The response should contain only those lines of the entries below that include the string "Catatan".
++++ Data for the task ++++
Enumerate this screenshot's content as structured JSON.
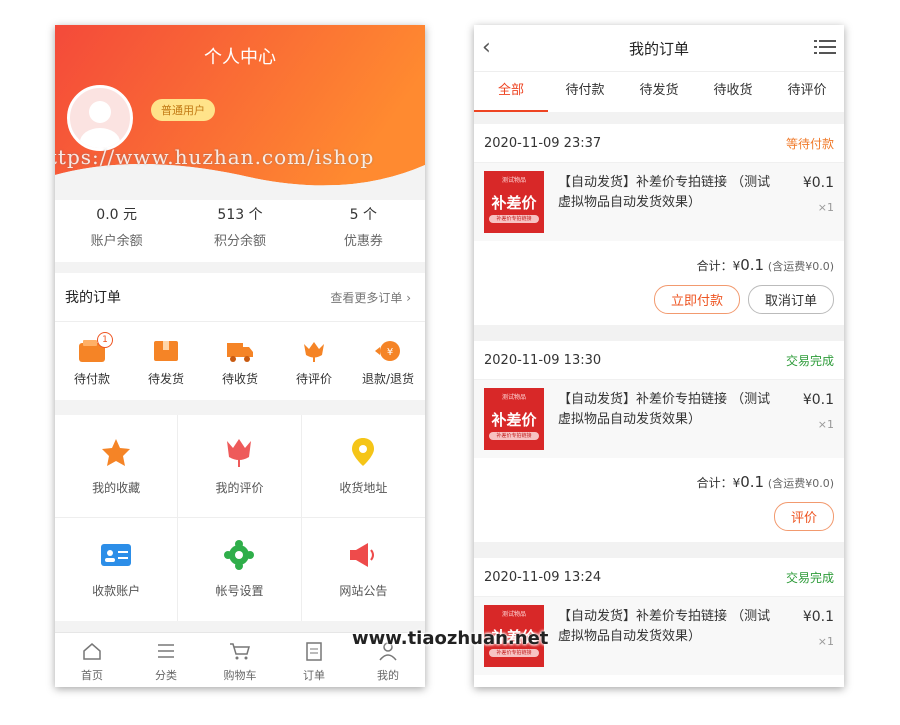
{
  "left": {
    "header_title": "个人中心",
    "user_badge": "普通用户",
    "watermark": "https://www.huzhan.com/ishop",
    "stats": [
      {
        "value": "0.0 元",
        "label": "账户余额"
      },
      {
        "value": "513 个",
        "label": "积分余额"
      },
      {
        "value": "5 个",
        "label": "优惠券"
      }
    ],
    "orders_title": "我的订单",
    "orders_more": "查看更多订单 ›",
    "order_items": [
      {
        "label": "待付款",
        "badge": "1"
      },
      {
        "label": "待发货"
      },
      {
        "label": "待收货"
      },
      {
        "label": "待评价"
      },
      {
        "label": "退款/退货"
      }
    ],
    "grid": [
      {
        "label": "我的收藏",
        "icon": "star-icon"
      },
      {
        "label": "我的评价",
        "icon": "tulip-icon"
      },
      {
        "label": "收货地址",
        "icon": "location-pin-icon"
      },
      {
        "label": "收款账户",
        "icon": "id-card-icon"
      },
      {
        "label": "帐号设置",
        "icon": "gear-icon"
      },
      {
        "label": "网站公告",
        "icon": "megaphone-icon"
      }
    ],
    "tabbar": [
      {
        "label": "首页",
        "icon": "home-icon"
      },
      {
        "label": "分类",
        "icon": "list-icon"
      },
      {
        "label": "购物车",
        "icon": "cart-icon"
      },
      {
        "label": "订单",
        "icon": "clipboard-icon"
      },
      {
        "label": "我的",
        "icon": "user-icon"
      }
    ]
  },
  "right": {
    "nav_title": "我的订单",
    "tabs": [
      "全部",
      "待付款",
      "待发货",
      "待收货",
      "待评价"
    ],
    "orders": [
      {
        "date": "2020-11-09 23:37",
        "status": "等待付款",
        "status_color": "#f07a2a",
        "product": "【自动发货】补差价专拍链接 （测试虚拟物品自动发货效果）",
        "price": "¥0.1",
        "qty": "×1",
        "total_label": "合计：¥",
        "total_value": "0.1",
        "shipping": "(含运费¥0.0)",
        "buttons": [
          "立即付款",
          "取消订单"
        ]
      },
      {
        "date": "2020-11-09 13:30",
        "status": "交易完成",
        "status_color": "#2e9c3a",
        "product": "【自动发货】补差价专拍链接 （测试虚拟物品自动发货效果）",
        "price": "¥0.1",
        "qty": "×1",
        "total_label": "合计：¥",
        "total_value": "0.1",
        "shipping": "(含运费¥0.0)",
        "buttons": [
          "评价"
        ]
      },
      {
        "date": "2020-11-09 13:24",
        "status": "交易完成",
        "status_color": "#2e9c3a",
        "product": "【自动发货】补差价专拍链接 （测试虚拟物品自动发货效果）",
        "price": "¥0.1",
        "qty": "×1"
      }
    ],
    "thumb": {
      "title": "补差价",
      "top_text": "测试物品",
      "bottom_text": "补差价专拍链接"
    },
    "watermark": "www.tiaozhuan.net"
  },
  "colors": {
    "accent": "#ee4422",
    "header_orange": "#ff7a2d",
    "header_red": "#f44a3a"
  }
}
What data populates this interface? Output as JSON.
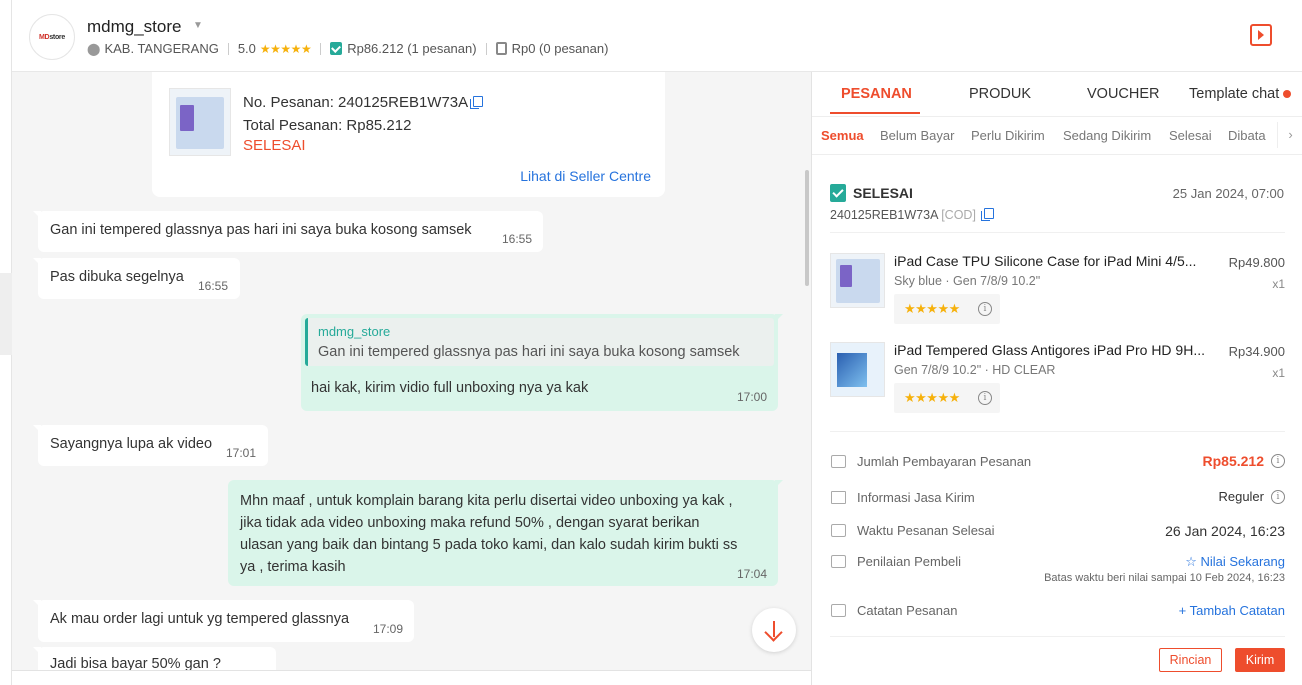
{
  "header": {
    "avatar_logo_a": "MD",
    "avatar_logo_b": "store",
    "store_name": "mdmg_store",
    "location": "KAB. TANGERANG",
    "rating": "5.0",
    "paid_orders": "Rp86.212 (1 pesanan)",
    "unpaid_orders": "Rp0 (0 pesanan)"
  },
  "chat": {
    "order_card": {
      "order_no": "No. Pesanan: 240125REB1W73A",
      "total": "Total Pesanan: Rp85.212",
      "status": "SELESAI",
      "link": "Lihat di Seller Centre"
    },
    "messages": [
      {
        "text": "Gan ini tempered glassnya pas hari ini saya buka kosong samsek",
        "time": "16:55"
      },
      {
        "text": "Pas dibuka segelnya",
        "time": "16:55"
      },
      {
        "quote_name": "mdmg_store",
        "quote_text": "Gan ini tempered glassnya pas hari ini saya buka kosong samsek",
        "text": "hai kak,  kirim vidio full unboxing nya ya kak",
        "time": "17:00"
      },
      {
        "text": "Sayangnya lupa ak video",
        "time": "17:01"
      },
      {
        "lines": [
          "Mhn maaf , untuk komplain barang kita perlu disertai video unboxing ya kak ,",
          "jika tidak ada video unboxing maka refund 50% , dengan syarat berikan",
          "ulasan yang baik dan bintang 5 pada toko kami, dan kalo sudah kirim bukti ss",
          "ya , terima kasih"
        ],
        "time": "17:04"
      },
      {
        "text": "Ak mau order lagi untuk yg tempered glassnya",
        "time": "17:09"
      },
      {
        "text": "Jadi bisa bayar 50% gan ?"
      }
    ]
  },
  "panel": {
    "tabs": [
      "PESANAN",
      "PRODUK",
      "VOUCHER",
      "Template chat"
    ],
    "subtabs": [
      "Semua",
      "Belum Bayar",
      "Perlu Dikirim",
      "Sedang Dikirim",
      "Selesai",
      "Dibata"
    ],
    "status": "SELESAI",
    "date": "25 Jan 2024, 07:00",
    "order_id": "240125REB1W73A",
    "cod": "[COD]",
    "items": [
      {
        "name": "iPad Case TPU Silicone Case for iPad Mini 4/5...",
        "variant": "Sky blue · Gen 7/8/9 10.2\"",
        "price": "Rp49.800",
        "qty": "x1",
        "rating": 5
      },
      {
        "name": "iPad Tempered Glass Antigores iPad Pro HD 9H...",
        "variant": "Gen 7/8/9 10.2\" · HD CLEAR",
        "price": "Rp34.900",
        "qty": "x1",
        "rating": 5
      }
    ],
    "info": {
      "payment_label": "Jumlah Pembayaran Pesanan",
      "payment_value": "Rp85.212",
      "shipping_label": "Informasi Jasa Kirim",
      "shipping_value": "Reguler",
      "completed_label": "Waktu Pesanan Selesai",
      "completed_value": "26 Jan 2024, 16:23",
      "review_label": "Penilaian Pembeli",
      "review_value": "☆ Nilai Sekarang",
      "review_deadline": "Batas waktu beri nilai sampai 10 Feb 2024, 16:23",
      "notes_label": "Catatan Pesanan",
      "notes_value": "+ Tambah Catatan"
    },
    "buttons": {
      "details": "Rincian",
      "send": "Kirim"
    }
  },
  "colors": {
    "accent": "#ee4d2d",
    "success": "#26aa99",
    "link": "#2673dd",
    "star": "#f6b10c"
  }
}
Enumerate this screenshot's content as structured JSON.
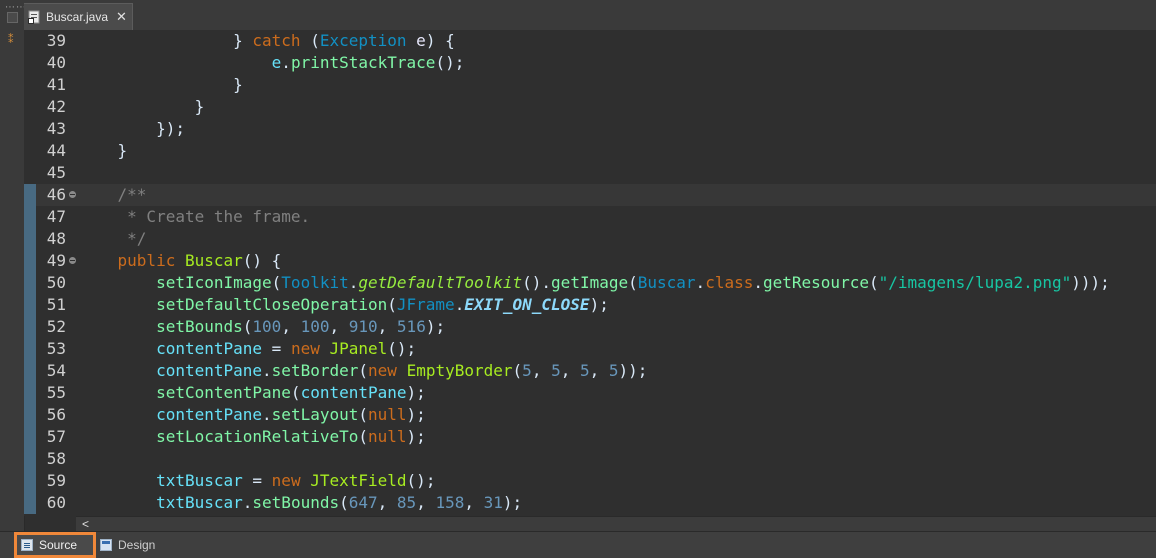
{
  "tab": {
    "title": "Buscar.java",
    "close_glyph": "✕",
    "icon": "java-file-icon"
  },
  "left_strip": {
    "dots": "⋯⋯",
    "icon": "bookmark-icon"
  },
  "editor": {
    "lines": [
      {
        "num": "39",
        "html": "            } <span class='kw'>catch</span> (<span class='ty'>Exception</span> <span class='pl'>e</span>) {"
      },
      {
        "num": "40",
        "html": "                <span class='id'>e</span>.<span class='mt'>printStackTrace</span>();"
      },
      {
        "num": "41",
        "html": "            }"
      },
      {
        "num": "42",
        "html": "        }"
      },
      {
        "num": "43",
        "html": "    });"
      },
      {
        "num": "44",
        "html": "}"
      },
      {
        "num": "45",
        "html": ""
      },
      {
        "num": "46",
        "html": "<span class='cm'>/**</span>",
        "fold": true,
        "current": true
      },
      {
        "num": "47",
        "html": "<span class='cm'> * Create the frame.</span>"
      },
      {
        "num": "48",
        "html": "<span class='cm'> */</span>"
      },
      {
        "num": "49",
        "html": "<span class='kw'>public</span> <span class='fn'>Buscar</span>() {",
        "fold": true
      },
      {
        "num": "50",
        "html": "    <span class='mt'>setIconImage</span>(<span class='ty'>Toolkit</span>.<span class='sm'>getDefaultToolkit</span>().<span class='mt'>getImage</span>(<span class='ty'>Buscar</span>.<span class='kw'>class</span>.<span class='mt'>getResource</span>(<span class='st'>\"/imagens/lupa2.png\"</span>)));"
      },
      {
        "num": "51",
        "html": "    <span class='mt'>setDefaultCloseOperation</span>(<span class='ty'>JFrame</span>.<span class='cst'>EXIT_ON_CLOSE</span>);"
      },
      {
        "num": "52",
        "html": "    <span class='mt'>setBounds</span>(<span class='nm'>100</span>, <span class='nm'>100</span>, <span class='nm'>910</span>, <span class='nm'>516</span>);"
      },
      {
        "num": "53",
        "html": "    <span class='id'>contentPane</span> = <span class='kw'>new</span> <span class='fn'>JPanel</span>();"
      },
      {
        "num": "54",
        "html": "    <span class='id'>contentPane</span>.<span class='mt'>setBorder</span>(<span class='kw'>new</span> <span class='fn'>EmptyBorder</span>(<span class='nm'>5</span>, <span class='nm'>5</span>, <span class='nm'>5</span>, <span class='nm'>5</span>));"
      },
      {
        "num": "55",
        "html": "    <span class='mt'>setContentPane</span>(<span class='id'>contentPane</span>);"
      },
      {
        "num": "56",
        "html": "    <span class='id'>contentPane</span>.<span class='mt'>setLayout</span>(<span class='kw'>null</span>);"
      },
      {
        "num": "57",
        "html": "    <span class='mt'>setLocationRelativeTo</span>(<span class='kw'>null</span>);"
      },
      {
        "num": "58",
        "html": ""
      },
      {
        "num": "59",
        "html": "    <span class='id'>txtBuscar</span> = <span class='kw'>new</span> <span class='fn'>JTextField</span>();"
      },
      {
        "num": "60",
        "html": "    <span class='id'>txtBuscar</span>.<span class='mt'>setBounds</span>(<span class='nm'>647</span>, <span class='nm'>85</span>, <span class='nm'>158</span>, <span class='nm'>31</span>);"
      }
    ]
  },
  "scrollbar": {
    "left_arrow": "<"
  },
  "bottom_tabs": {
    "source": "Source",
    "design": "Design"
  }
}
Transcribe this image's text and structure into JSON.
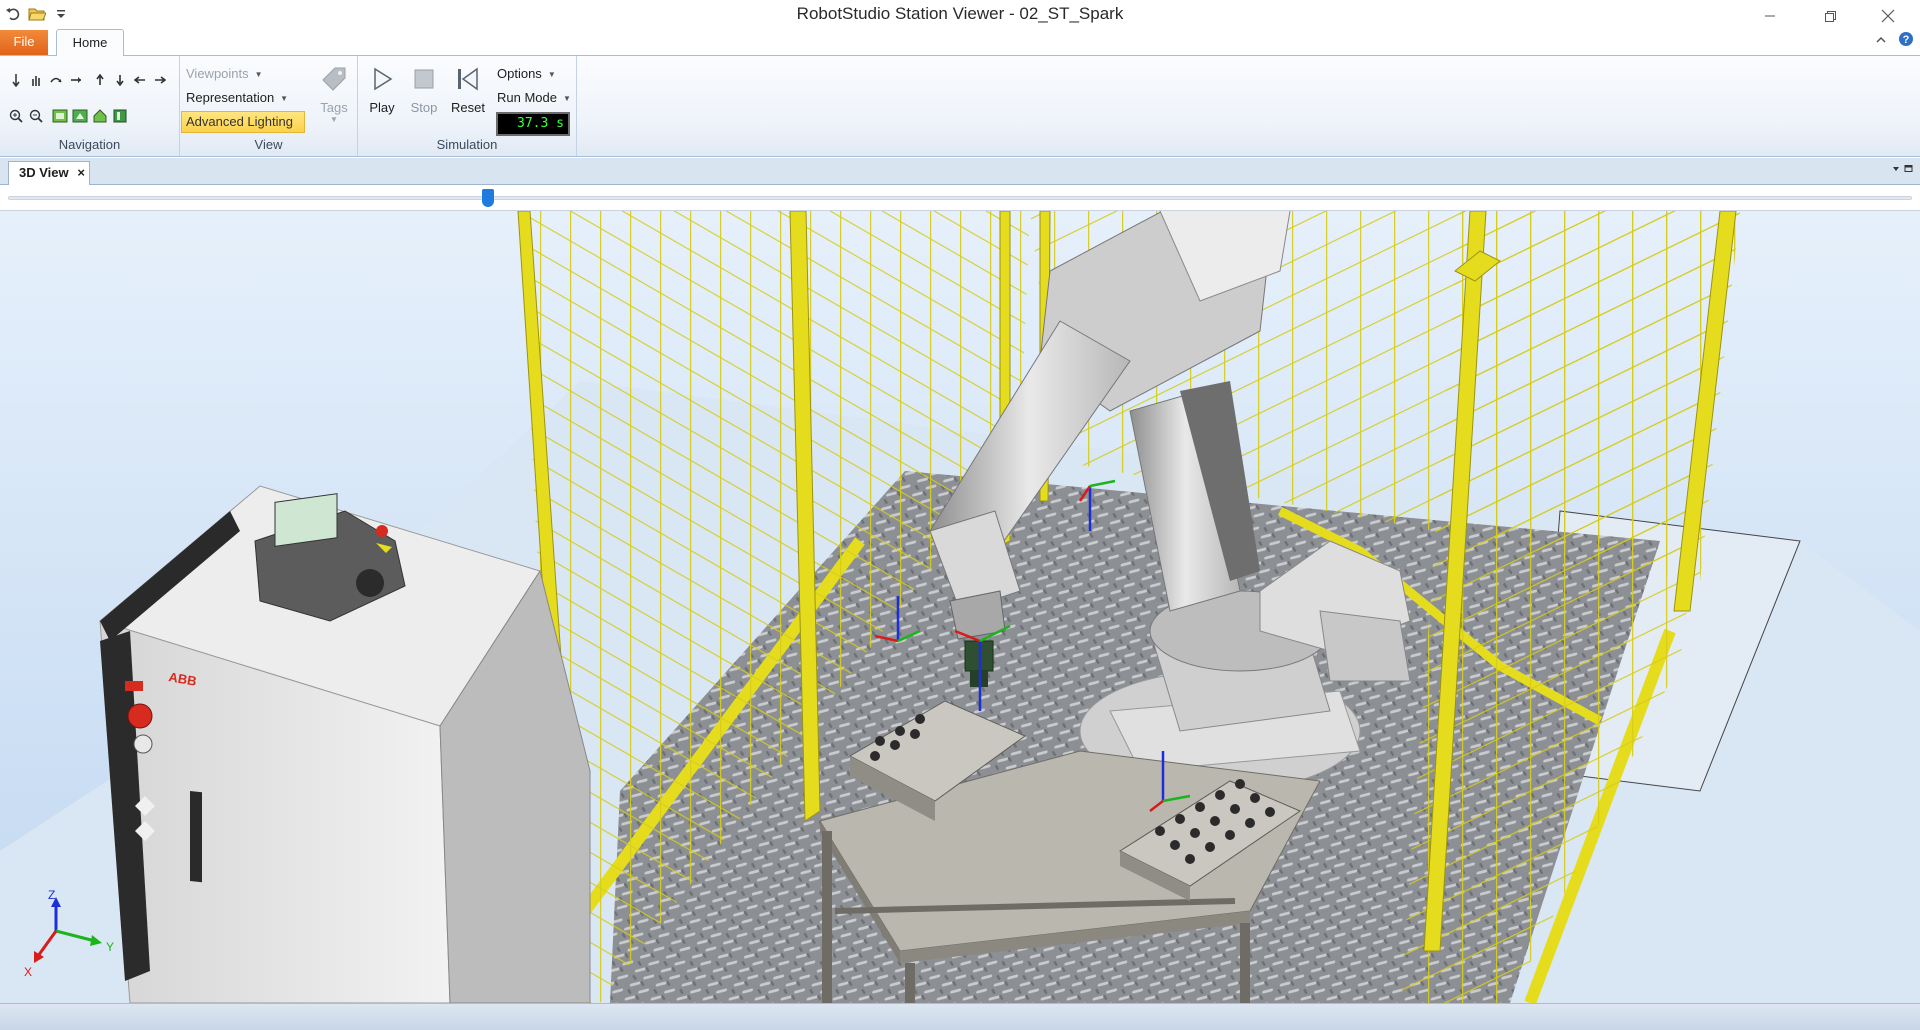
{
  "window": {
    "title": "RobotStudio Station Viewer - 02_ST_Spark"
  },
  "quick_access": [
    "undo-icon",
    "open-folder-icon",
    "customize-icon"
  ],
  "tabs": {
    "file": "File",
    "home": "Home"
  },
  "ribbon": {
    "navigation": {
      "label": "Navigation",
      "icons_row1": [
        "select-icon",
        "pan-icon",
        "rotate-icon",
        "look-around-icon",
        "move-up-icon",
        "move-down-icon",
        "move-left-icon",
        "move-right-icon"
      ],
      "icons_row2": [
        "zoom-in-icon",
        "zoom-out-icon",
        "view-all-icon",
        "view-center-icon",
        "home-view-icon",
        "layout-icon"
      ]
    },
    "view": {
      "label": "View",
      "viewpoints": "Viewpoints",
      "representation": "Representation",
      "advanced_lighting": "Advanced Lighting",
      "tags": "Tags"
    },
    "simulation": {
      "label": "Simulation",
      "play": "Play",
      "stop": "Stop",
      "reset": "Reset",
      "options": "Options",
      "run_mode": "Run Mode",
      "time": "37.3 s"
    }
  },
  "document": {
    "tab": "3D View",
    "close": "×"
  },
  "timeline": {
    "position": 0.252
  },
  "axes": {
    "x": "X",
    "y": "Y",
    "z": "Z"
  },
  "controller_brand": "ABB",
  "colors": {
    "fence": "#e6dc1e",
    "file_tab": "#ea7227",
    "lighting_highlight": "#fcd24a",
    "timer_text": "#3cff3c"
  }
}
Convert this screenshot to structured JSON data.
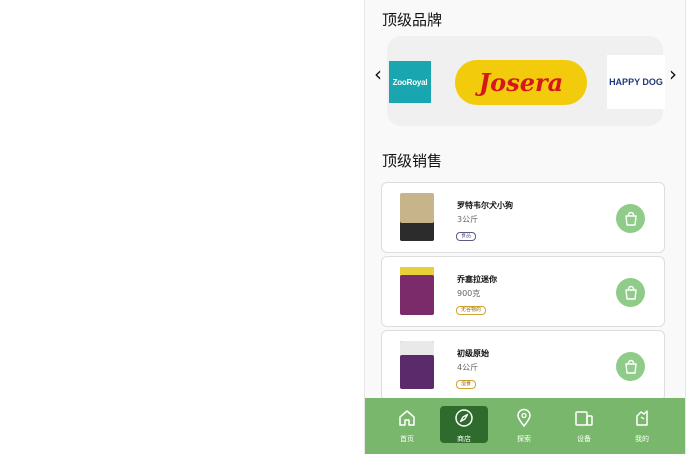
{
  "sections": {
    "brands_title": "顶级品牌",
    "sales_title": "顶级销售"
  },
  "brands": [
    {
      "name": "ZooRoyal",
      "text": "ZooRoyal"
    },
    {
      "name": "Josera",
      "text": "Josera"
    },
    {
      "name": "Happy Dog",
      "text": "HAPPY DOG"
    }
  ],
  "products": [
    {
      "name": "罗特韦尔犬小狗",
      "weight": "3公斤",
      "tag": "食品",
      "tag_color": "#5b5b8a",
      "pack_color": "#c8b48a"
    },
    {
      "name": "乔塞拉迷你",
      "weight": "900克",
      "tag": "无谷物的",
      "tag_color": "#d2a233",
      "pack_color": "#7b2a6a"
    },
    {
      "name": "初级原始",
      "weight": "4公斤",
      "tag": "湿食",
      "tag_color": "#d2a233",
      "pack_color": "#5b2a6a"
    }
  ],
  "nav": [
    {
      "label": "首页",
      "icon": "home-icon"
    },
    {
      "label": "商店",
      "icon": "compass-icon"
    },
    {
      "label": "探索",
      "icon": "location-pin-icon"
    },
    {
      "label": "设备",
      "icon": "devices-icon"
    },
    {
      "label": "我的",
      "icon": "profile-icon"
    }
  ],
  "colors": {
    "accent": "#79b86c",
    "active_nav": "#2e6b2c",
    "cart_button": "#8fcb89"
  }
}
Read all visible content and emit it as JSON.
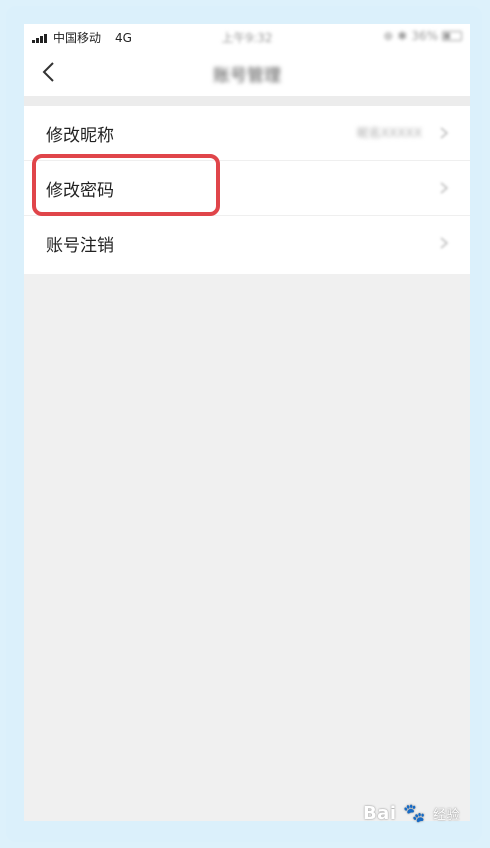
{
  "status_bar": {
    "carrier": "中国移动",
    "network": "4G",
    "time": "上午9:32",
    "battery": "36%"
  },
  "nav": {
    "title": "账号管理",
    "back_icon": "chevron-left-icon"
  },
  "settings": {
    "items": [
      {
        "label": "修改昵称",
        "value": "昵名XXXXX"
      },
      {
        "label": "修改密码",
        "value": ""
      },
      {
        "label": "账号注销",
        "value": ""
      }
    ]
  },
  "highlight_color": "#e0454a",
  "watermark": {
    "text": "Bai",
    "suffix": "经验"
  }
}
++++
● Task solution
      "notes_label": "Catatan Pesanan",
      "notes_value": "+ Tambah Catatan"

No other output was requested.